Even with inflated 3D and IMAX ticket prices, the feat Alfonso Cuaron's "Gravity" achieved this weekend cannot be diminished. The expected best picture nominee grossed $17.5 million on Friday, but on Saturday it jumped to a higher than foreseen $23 million. That has earned the Warner Bros. release a weekend estimate of $55.5 million, a record opening for the month of October.

Interest in "Gravity" was strong before release with both tracking services predicting a debut in the $35-39 million range. Other studios were confidently betting a $40 million opening, but $50 million plus?  That was a surprise.
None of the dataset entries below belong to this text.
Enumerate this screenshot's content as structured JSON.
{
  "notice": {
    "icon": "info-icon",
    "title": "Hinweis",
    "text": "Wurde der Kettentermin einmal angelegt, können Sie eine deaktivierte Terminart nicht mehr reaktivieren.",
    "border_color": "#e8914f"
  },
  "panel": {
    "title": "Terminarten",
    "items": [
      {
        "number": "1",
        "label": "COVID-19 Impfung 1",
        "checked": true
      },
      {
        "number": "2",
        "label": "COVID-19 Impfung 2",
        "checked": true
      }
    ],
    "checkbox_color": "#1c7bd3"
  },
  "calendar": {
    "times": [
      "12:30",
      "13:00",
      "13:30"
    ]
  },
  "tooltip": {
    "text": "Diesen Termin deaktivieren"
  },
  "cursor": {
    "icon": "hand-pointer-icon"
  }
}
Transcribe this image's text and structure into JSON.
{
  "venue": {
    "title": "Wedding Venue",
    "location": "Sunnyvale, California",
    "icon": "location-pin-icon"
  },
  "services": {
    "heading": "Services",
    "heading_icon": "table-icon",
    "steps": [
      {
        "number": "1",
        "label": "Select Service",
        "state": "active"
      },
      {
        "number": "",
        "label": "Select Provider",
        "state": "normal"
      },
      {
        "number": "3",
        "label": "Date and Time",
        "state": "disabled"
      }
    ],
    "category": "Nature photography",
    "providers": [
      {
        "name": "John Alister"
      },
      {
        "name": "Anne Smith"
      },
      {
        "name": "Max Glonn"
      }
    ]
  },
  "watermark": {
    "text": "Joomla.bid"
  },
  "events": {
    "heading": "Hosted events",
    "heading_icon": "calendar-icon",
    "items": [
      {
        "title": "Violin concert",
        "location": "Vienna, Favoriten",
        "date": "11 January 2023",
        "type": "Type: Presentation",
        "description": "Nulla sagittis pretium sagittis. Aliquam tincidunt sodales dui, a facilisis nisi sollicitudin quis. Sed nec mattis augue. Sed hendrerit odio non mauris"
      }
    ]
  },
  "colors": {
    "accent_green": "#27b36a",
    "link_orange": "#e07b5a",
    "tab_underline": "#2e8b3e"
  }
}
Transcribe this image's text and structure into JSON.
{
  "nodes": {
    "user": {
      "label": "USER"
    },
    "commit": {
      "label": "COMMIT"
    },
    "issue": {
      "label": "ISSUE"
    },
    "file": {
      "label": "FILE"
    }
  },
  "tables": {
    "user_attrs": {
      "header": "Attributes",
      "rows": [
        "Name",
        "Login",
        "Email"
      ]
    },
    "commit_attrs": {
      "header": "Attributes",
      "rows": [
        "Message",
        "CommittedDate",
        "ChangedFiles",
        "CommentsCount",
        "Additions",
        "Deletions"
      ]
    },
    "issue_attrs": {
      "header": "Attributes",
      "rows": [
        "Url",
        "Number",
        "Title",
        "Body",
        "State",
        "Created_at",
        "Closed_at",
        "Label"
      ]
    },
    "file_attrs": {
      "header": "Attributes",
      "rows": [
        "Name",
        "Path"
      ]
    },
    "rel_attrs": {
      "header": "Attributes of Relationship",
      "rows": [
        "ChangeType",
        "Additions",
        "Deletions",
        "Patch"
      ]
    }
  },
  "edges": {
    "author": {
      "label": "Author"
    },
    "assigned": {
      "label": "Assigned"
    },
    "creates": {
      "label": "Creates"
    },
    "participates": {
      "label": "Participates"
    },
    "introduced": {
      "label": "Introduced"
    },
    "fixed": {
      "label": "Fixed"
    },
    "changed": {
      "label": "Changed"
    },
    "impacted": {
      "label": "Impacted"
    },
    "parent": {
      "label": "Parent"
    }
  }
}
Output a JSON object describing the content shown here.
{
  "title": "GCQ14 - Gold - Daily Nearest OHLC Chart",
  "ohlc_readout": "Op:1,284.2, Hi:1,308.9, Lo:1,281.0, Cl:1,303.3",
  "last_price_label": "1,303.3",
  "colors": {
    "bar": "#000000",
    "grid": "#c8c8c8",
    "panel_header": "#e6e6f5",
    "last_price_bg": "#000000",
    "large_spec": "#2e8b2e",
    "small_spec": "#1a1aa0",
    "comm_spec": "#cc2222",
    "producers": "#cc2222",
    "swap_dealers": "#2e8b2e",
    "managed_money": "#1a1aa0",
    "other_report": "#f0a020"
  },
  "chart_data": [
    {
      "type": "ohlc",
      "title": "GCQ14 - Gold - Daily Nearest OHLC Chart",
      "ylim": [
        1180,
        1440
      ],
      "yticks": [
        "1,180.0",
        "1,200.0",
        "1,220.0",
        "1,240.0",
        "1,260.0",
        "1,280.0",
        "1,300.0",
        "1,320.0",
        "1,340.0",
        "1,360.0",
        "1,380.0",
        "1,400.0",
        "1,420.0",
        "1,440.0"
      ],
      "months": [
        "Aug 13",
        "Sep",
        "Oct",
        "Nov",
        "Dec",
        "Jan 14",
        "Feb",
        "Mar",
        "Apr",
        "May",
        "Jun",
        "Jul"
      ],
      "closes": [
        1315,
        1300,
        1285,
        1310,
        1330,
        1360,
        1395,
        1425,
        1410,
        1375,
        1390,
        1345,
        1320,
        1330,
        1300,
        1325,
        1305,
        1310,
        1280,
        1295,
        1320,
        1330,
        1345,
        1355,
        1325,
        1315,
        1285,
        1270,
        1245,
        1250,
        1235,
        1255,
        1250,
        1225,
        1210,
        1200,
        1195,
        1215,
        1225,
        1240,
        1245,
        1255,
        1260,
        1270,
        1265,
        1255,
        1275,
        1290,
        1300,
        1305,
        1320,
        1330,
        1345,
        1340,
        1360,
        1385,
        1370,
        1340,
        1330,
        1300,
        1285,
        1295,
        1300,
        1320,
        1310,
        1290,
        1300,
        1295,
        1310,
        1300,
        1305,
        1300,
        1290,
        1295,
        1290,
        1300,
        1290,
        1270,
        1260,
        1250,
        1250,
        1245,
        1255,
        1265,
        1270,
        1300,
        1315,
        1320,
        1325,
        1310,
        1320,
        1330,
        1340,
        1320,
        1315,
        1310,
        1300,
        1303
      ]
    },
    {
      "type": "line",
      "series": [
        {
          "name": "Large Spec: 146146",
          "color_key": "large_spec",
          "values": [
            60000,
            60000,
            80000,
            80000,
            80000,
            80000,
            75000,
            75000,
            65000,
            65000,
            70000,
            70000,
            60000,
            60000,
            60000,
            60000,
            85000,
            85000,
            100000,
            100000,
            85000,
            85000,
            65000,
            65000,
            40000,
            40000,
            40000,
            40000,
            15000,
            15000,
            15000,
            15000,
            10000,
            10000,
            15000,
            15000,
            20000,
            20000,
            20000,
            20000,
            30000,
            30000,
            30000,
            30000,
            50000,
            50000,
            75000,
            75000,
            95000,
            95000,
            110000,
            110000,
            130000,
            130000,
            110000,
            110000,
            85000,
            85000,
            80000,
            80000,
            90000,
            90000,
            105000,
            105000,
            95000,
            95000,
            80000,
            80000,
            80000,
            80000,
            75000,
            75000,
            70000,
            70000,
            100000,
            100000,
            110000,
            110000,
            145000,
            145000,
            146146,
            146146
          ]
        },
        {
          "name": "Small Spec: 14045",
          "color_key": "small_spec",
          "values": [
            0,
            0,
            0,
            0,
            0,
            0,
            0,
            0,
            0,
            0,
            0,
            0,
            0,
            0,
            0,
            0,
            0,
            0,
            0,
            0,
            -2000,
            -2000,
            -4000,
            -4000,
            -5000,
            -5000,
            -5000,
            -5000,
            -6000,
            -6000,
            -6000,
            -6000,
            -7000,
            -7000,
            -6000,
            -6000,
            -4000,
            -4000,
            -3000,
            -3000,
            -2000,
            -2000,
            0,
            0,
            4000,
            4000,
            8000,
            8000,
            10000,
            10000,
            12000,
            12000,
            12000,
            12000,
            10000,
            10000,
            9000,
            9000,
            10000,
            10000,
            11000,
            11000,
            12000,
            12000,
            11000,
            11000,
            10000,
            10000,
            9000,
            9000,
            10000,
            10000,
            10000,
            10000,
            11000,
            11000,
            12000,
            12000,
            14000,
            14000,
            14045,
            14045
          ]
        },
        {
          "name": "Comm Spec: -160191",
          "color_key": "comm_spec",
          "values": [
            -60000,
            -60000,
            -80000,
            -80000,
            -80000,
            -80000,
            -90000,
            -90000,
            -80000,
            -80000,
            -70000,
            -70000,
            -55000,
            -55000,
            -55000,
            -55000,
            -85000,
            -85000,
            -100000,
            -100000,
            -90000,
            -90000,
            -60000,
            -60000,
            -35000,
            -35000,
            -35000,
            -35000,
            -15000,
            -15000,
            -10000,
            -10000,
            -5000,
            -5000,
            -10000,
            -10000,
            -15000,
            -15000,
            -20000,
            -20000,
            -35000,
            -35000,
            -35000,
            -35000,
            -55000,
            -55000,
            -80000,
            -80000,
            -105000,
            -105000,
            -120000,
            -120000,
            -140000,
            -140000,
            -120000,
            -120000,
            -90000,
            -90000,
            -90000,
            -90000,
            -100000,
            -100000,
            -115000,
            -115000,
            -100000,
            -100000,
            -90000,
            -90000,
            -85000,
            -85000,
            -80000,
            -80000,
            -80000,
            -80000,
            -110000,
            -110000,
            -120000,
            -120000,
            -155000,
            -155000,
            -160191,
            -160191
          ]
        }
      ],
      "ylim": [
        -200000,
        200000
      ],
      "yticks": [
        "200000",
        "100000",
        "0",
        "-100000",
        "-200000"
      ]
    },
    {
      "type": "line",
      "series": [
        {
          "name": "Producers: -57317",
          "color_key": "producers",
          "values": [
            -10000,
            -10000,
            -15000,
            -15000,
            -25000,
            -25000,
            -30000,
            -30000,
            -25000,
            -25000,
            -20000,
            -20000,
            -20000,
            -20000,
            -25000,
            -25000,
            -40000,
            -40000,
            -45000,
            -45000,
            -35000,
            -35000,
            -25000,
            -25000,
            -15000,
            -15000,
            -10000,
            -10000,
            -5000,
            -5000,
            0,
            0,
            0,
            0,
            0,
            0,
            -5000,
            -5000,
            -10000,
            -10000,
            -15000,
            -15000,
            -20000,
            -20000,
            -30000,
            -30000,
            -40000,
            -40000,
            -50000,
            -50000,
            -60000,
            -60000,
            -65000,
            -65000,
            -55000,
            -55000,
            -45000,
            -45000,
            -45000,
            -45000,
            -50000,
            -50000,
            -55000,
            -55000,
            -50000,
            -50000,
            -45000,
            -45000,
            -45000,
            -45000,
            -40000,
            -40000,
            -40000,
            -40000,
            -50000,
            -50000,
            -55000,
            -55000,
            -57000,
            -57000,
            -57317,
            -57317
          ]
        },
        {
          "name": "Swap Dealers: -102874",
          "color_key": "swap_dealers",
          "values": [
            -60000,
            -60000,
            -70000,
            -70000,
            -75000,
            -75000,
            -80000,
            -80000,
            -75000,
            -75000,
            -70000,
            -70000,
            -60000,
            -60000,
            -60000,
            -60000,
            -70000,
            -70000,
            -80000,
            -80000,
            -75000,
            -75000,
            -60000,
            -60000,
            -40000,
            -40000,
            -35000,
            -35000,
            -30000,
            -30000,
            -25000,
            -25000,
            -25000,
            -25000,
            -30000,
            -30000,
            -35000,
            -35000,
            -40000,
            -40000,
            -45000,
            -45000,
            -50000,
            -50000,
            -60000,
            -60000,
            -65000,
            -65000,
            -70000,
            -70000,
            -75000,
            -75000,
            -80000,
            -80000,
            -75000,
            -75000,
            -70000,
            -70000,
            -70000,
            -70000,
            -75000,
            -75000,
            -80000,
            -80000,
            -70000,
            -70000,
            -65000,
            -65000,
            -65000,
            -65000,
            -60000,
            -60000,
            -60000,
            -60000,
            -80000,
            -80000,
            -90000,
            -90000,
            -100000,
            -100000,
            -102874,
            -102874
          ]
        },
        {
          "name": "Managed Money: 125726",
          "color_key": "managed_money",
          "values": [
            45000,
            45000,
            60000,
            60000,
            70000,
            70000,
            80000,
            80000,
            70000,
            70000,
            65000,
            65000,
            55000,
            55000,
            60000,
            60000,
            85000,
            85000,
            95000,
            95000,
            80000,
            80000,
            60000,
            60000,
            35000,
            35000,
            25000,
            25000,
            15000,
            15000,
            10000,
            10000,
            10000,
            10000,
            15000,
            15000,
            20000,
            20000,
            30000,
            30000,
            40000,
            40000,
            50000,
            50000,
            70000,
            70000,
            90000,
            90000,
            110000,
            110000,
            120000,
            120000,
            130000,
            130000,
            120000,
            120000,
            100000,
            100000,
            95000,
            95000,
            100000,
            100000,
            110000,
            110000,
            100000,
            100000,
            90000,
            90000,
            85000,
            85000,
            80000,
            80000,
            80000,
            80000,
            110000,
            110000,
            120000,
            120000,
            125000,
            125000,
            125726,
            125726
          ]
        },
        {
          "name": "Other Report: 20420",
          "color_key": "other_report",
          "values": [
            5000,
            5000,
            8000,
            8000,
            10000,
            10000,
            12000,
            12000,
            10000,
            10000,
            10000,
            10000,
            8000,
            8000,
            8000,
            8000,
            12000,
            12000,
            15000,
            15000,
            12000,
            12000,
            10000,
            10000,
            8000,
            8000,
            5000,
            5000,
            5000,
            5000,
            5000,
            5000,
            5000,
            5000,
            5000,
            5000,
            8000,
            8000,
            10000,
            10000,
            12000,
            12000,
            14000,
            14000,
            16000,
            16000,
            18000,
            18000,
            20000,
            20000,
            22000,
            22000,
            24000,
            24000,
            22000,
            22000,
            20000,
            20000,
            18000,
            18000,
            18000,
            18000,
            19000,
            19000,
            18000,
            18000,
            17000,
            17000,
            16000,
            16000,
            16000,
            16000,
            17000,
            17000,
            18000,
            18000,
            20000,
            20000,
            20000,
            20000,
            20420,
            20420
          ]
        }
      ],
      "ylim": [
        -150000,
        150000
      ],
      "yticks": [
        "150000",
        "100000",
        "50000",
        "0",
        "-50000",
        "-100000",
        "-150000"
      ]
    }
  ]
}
Unlike a horror film such as previous October record holder "Paranormal Activity 3" or some genre pictures (even superhero tentpoles) whose interest is front loaded by hardcore fans,  the Friday to Saturday jump at this level proves there is very strong word of mouth for the picture.  It also didn't hurt that "Gravity" has been almost universally praised by critics.  It currently has a 96 out of 100 score on Metacritic and 98% fresh rating on Rotten Tomatoes.  How big the buzz grows is still unclear.  Unlike many fall releases, the industry will be watching the weekday numbers to see just how long it will take for "Gravity" to fall back to earth.

As for the weekend's other players, "Cloudy with a Chance of Meatballs 2" dropped to no. 2 with another $21.5 million and $60.5 million to date. The family friendly flick actually weathered the storm caused by "Gravity" quite well and is right on track with the performance of the original "Cloudy" back in 2009.  Based on the lack of family competition for the next month or so it has an excellent shot at hitting $110 million plus domestic.

The third slot when to the already forgettable Justin Timberlake and Ben Affleck thriller "Runner Runner."  Whether 20th Century Fox actually thought this was a good date to open the critically panned film (late August might have worked better) or hoped it would get lost opposite "Gravity" is up for debate. In either case, the $7.6 million debut is significantly below the pre-release polling estimate of $11-12 million.  The studio and financier New Regency will have to hope, like Timberlake's global hit "In Time," it plays much better overseas.  
Arriving in fourth is another Warner Bros. release, "Prisoners."  The festival favorite has actually slowed down a tad more than anticipated taking in another $5.7 million for $47.8 million to date. A final tally of $70 million or so looks about right.

Another well reviewed thriller, Ron Howard's "Rush," dropped to fifth with a $4.4 million weekend and $18 million so far. Universal Pictures and the international financiers behind "Rush" should expect the picture to top out at $30 million at best.

Making a surprise debut in the top 10 was the Spanish and English language romantic comedy "Pulling Strings" with $2.7 million in just 400 theaters for a $6,460 per screen average (second highest in the top 10 after "Gravity").  "Strings" is the second release from Pantelion, a join venture of Lionsgate and Televisia to crack the top 10. The first was "Instructions Not Included" which grossed $38 million, setting a Spanish language record, last month.

Next Friday's new releases include "Captain Phillips," "Machete Kills" and a new version of "Romeo and Juliet" which is debuting in just 450 theaters.

Box office actuals are release on Monday.